China’s middle-class may not be strong enough to power domestic consumption, especially after the boom in construction after a national post-2008 crisis economic stimulus. This LA Times blog post points to a new upscale but relatively empty mall in Beijing as a sign of how there just isn’t consumption from Chinese. As such, many malls and apartments which were newly constructed from stimulus funds are largely empty and lack buyers for now. Given China’s vast population and still surging economy, you’d think that getting enough buyers and shoppers would be only a matter of time. Yet as long as social resources like health services and pensions are not adequate, many Chinese definitely will not be loosening their purse strings or wallets anytime soon. One problem I have with the article is when it compares China’s personal consumption with that of the US (China’s is 40% of GDP to the US’ 70 %). Yes, China’s personal consumption (personal spending by people as opposed to corporate or industrial entities) should increase for the economy to become stronger but US personal consumption levels should never be held up as a target.

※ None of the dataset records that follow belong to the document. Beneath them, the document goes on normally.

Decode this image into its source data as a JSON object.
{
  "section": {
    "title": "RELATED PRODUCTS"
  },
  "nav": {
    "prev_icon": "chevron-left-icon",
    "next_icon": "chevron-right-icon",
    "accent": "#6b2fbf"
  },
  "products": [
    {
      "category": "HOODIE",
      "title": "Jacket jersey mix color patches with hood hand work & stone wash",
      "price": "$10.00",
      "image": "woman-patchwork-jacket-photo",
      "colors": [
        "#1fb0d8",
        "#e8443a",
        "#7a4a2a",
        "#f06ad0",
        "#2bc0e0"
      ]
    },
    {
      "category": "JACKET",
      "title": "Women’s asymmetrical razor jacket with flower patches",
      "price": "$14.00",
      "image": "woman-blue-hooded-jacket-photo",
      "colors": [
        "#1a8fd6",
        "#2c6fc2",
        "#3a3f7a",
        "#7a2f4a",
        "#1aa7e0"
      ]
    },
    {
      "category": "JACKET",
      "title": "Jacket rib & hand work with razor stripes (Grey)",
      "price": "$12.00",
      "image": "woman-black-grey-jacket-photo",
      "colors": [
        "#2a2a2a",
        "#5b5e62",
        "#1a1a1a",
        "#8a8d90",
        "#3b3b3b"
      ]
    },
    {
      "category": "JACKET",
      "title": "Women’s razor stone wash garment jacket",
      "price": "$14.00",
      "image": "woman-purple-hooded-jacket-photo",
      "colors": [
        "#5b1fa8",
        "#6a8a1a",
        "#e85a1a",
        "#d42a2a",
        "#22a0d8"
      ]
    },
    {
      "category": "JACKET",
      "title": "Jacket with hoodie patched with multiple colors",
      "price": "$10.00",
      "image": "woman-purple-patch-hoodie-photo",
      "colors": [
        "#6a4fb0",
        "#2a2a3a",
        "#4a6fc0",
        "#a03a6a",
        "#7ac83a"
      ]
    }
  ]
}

Unfortunately I have to follow up with more bad news, albeit of a sporting kind. China’s men’s football team beat Singapore in their first group match but then they went to Jordan and lost 2-1 (yes, to Jordan, which to be fair has been improving recently). China’s women’s football team has performed disappointingly in their Olympic qualifying tournament so they are in serious danger of not being at London in 2012. I had the opportunity to watch the China-Singapore game live on TV while I was in China and it was a bit harrowing in the early going. The team gave up a goal in the first half on an errant pass in midfield that was intercepted, but thankfully they came back to score 2, though one on a not-so-obvious penalty. All I know is Li Weifeng, Zheng Zhi (whose introduction did spark the comeback against Singapore), Qu Bo and company need to buckle up, especially since they’ve got a new Spanish coach Jose Antonio Camacho. Their next game is at home against Iraq on Oct. 11. China lies second in their group, just ahead of 3rd-place Iraq due to goals scored, with the top two moving on into the final group stage.